>>>>

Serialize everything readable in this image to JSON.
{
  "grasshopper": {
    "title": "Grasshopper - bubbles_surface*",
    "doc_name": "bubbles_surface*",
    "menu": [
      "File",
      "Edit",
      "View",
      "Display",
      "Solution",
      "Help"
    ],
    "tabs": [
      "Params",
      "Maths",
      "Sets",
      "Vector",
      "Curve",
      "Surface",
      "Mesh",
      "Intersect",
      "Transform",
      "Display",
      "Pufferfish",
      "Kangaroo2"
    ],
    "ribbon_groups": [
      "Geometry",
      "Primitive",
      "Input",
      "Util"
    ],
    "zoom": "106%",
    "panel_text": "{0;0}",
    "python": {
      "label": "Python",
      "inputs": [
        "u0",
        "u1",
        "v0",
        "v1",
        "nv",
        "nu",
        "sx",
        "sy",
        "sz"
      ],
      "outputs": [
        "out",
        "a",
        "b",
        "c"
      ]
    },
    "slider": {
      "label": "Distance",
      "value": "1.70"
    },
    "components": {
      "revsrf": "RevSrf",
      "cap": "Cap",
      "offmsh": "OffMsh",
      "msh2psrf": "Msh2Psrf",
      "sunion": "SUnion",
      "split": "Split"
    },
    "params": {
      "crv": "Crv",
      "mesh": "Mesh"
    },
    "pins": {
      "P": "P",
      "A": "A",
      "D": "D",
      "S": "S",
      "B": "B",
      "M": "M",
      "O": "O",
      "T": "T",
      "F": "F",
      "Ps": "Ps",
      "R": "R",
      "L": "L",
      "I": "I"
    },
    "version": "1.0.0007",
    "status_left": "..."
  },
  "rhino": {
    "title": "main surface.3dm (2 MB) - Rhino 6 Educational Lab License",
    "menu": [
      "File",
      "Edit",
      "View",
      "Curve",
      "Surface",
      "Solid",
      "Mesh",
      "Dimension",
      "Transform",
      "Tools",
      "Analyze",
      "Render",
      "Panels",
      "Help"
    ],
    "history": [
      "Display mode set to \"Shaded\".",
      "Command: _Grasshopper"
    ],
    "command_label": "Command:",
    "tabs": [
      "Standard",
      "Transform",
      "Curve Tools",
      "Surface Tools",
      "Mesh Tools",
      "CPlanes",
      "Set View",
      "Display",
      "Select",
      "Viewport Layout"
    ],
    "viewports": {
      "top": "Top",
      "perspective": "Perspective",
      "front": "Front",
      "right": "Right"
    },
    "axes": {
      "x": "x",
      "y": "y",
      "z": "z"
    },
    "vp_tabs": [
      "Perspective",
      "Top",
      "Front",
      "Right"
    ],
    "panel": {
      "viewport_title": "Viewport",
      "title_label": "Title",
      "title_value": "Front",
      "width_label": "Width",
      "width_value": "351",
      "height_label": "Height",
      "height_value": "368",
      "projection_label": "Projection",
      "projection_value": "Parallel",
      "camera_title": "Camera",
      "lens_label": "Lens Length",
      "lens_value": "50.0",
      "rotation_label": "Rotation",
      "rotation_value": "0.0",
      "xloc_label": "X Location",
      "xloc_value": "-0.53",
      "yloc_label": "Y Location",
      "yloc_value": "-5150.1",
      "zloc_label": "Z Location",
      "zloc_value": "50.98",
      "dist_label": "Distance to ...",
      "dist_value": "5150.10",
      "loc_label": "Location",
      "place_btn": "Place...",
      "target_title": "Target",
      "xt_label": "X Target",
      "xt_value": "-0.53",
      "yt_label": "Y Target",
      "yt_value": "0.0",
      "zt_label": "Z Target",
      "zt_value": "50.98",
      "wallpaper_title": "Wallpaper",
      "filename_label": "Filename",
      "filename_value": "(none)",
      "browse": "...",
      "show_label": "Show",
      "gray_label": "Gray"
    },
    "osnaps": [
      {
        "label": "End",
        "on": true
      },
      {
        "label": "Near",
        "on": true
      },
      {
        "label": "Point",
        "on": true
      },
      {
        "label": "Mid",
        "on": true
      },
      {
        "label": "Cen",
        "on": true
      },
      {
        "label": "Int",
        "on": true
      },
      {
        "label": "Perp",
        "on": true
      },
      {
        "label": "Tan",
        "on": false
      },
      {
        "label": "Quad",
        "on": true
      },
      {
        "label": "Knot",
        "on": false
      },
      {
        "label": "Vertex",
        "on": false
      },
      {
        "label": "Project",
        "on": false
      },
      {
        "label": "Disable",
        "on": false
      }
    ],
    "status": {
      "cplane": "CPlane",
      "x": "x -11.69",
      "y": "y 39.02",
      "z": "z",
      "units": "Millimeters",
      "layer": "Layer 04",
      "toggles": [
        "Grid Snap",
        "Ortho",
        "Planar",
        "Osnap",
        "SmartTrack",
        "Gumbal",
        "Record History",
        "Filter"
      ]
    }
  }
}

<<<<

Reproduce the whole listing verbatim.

Serialize everything readable in this image to JSON.
{
  "grasshopper": {
    "title": "Grasshopper - bubbles_surface*",
    "doc_name": "bubbles_surface*",
    "menu": [
      "File",
      "Edit",
      "View",
      "Display",
      "Solution",
      "Help"
    ],
    "tabs": [
      "Params",
      "Maths",
      "Sets",
      "Vector",
      "Curve",
      "Surface",
      "Mesh",
      "Intersect",
      "Transform",
      "Display",
      "Pufferfish",
      "Kangaroo2"
    ],
    "ribbon_groups": [
      "Geometry",
      "Primitive",
      "Input",
      "Util"
    ],
    "zoom": "106%",
    "panel_text": "{0;0}",
    "python": {
      "label": "Python",
      "inputs": [
        "u0",
        "u1",
        "v0",
        "v1",
        "nv",
        "nu",
        "sx",
        "sy",
        "sz"
      ],
      "outputs": [
        "out",
        "a",
        "b",
        "c"
      ]
    },
    "slider": {
      "label": "Distance",
      "value": "1.70"
    },
    "components": {
      "revsrf": "RevSrf",
      "cap": "Cap",
      "offmsh": "OffMsh",
      "msh2psrf": "Msh2Psrf",
      "sunion": "SUnion",
      "split": "Split"
    },
    "params": {
      "crv": "Crv",
      "mesh": "Mesh"
    },
    "pins": {
      "P": "P",
      "A": "A",
      "D": "D",
      "S": "S",
      "B": "B",
      "M": "M",
      "O": "O",
      "T": "T",
      "F": "F",
      "Ps": "Ps",
      "R": "R",
      "L": "L",
      "I": "I"
    },
    "version": "1.0.0007",
    "status_left": "..."
  },
  "rhino": {
    "title": "main surface.3dm (2 MB) - Rhino 6 Educational Lab License",
    "menu": [
      "File",
      "Edit",
      "View",
      "Curve",
      "Surface",
      "Solid",
      "Mesh",
      "Dimension",
      "Transform",
      "Tools",
      "Analyze",
      "Render",
      "Panels",
      "Help"
    ],
    "history": [
      "Display mode set to \"Shaded\".",
      "Command: _Grasshopper"
    ],
    "command_label": "Command:",
    "tabs": [
      "Standard",
      "Transform",
      "Curve Tools",
      "Surface Tools",
      "Mesh Tools",
      "CPlanes",
      "Set View",
      "Display",
      "Select",
      "Viewport Layout"
    ],
    "viewports": {
      "top": "Top",
      "perspective": "Perspective",
      "front": "Front",
      "right": "Right"
    },
    "axes": {
      "x": "x",
      "y": "y",
      "z": "z"
    },
    "vp_tabs": [
      "Perspective",
      "Top",
      "Front",
      "Right"
    ],
    "panel": {
      "viewport_title": "Viewport",
      "title_label": "Title",
      "title_value": "Front",
      "width_label": "Width",
      "width_value": "351",
      "height_label": "Height",
      "height_value": "368",
      "projection_label": "Projection",
      "projection_value": "Parallel",
      "camera_title": "Camera",
      "lens_label": "Lens Length",
      "lens_value": "50.0",
      "rotation_label": "Rotation",
      "rotation_value": "0.0",
      "xloc_label": "X Location",
      "xloc_value": "-0.53",
      "yloc_label": "Y Location",
      "yloc_value": "-5150.1",
      "zloc_label": "Z Location",
      "zloc_value": "50.98",
      "dist_label": "Distance to ...",
      "dist_value": "5150.10",
      "loc_label": "Location",
      "place_btn": "Place...",
      "target_title": "Target",
      "xt_label": "X Target",
      "xt_value": "-0.53",
      "yt_label": "Y Target",
      "yt_value": "0.0",
      "zt_label": "Z Target",
      "zt_value": "50.98",
      "wallpaper_title": "Wallpaper",
      "filename_label": "Filename",
      "filename_value": "(none)",
      "browse": "...",
      "show_label": "Show",
      "gray_label": "Gray"
    },
    "osnaps": [
      {
        "label": "End",
        "on": true
      },
      {
        "label": "Near",
        "on": true
      },
      {
        "label": "Point",
        "on": true
      },
      {
        "label": "Mid",
        "on": true
      },
      {
        "label": "Cen",
        "on": true
      },
      {
        "label": "Int",
        "on": true
      },
      {
        "label": "Perp",
        "on": true
      },
      {
        "label": "Tan",
        "on": false
      },
      {
        "label": "Quad",
        "on": true
      },
      {
        "label": "Knot",
        "on": false
      },
      {
        "label": "Vertex",
        "on": false
      },
      {
        "label": "Project",
        "on": false
      },
      {
        "label": "Disable",
        "on": false
      }
    ],
    "status": {
      "cplane": "CPlane",
      "x": "x -11.69",
      "y": "y 39.02",
      "z": "z",
      "units": "Millimeters",
      "layer": "Layer 04",
      "toggles": [
        "Grid Snap",
        "Ortho",
        "Planar",
        "Osnap",
        "SmartTrack",
        "Gumbal",
        "Record History",
        "Filter"
      ]
    }
  }
}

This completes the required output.